Crazy, Stupid, Love.: ensemble rom-com loosely following a couple’s divorce and the subsequent mid-life crises. This is a film of two halves: the front end is brilliant, Ryan Gosling in particular is on top form as the no-nonsense, face-slapping, tough-love female guru – and his relationship with Carell is very watchable. For me, the second half was much quieter and a bit more predictable, falling back on a bog-standard personal journey and ‘gratifying’ wrap-up – although the climactic scene at the house is wildly entertaining, and quite clever. The film also shoots itself in the foot by having about 4 endings, it seems to just go on and on. The humour catches you off-guard, usually big budget/big cast comedies are given terrible, watered-down scripts, but there’s more than enough laughs on the table here. Carell has a strangely Jim-Carey-lite-like watchable presence, however he can’t really hold his own when it comes to the more emosh scenes. Crazy Stupid Love exceeds expectations as far as a comedy goes, however the second half of the movie lets it down and drags it out.

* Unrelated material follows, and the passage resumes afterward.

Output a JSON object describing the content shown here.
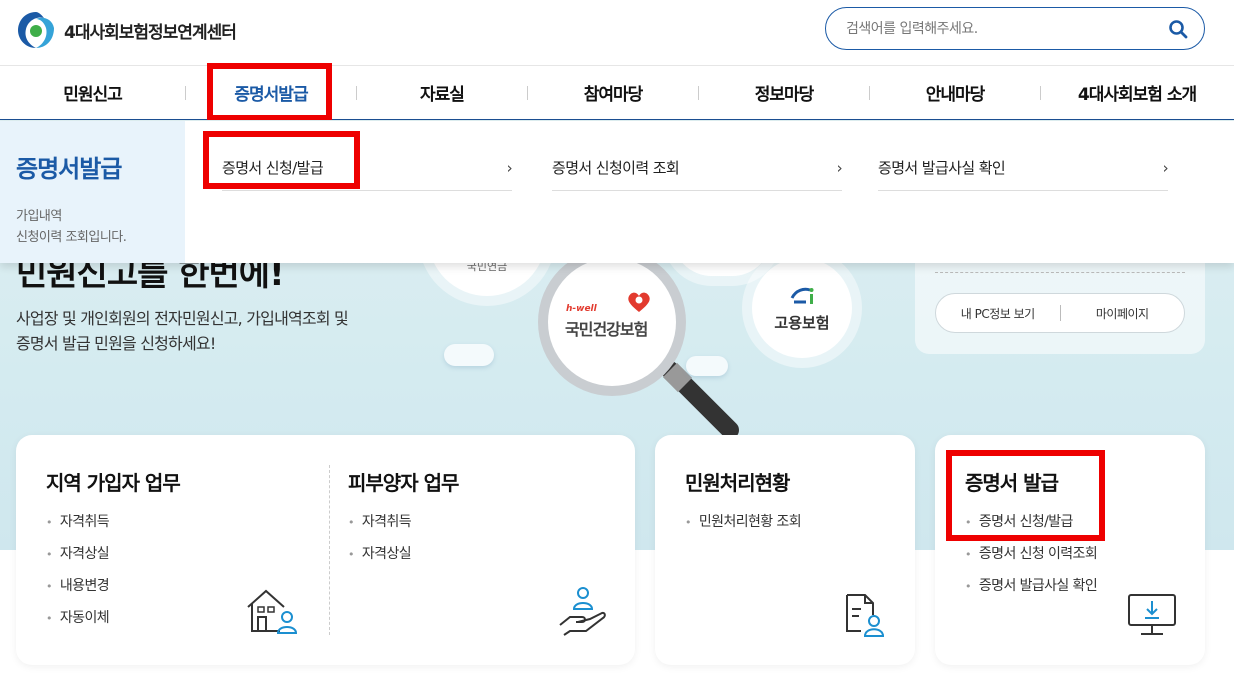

Easy A: A respectable girl’s social and financial situation improves as a little white lie snowballs out of control. Being Emma Stone’s (The chick from Superbad and Zombieland) first lead role, she holds the screen and story quite well – especially given that it’s a one-girl show. Sure every other character is a stereotype, and all the ‘school kids’ are in their 20s, but hey, at least they don’t need much developing – the eccentric family’s in there for nothing more than comedy value, and it works well. It doesn’t paint christians in a particularly good light, but what does these days? The soundtrack’s also spot on, and more generally, a lot of this film ticks the John Hughes boxes. For a modern comedy it got a pretty high number of chuckles from the audience. The story itself is a good idea but doesn’t stand up for much of the second half as it all turns a bit ridiculous – probably somewhere between Mean Girls and American Pie. There’s not that much more to say, it’s a quite entertaining, quite quirky teen comedy – girls can probably relate to more

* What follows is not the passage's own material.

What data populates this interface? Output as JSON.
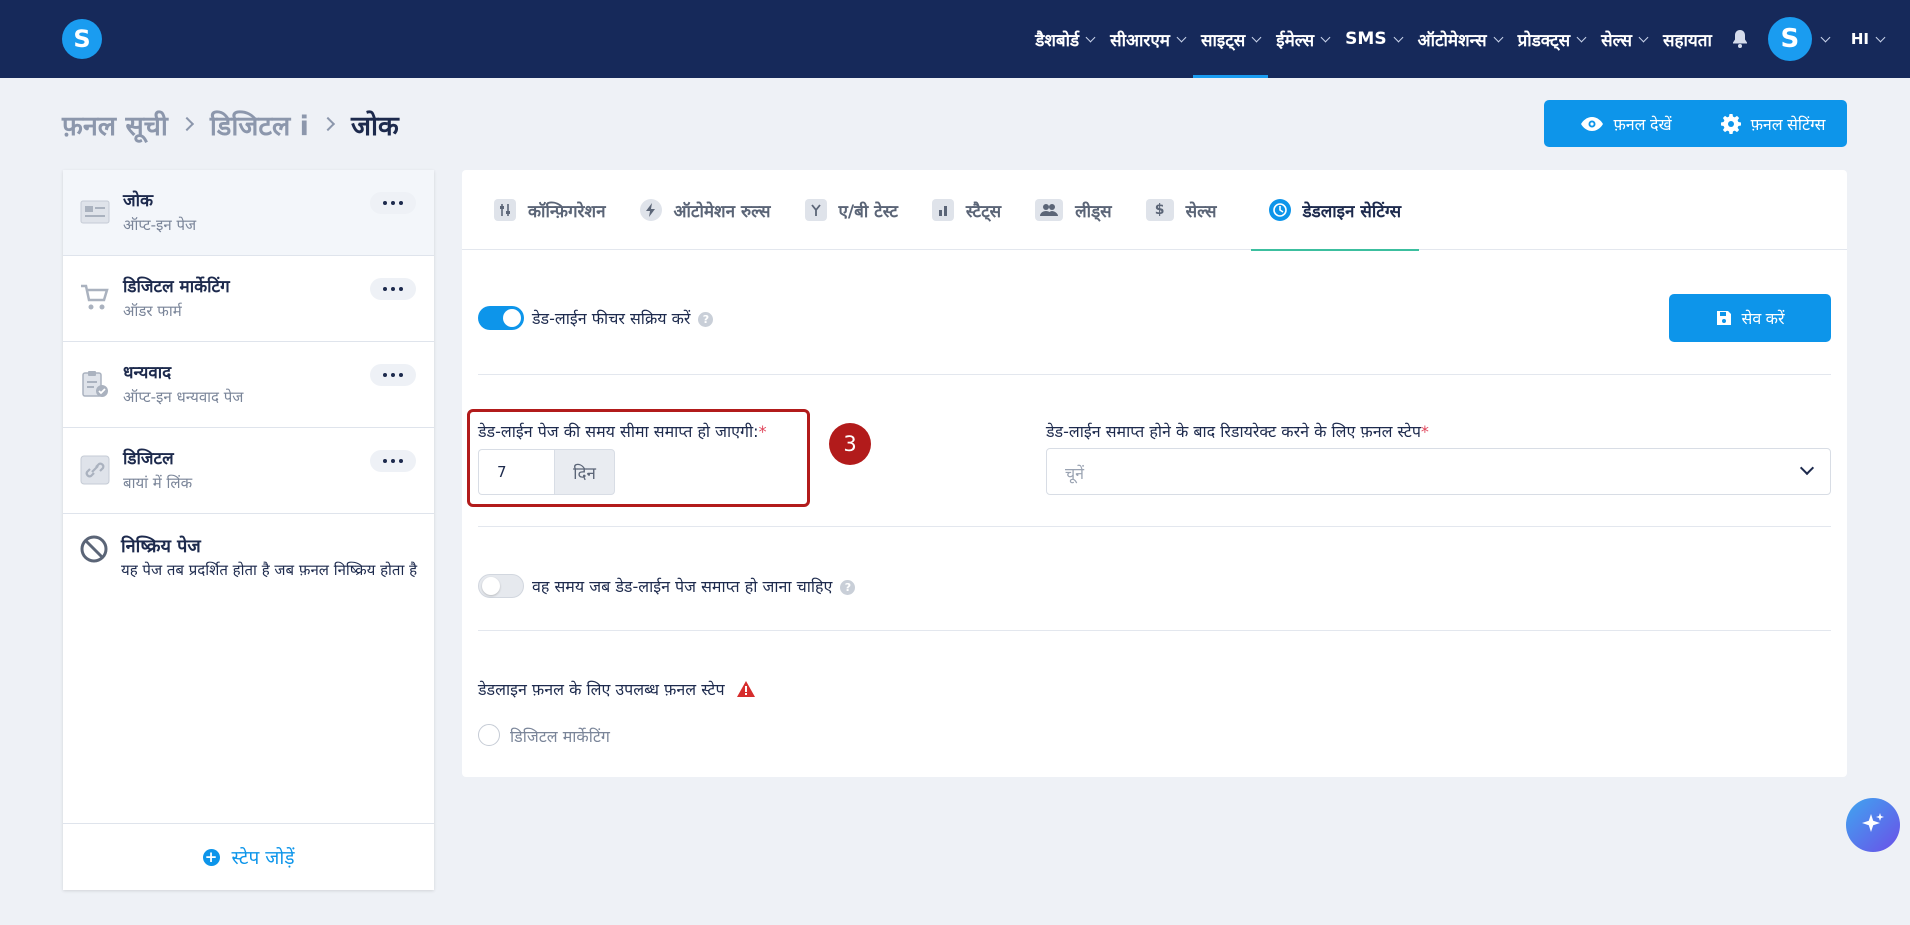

Zombieland: the latest ‘Zom-Com’ pushing the genre further into the mainstream, follows a small band of survivors two months after a zombie outbreak. There’s thirty-odd ‘rules to survival’ although you only hear about six, which is a bit pants. The four humans carry the film well, and the chemistry between them is believable; Eisenberg plays a Michael Cera typecast and Woody Harrelson nails one of the coolest characters in recent cinema history. It does go some longish spells without zombies and there aren’t that many in general, but the script and humour keep things rolling despite the story never really going forward. There’s some great and graphic gore throughout and the slow-mo blood-drenched credits are brilliant. The 15 minute cameo spent massaging BM’s ego was nothing more than filler. It’s really enjoyable and will have finished before you know it. Top drawer zombie/road movie.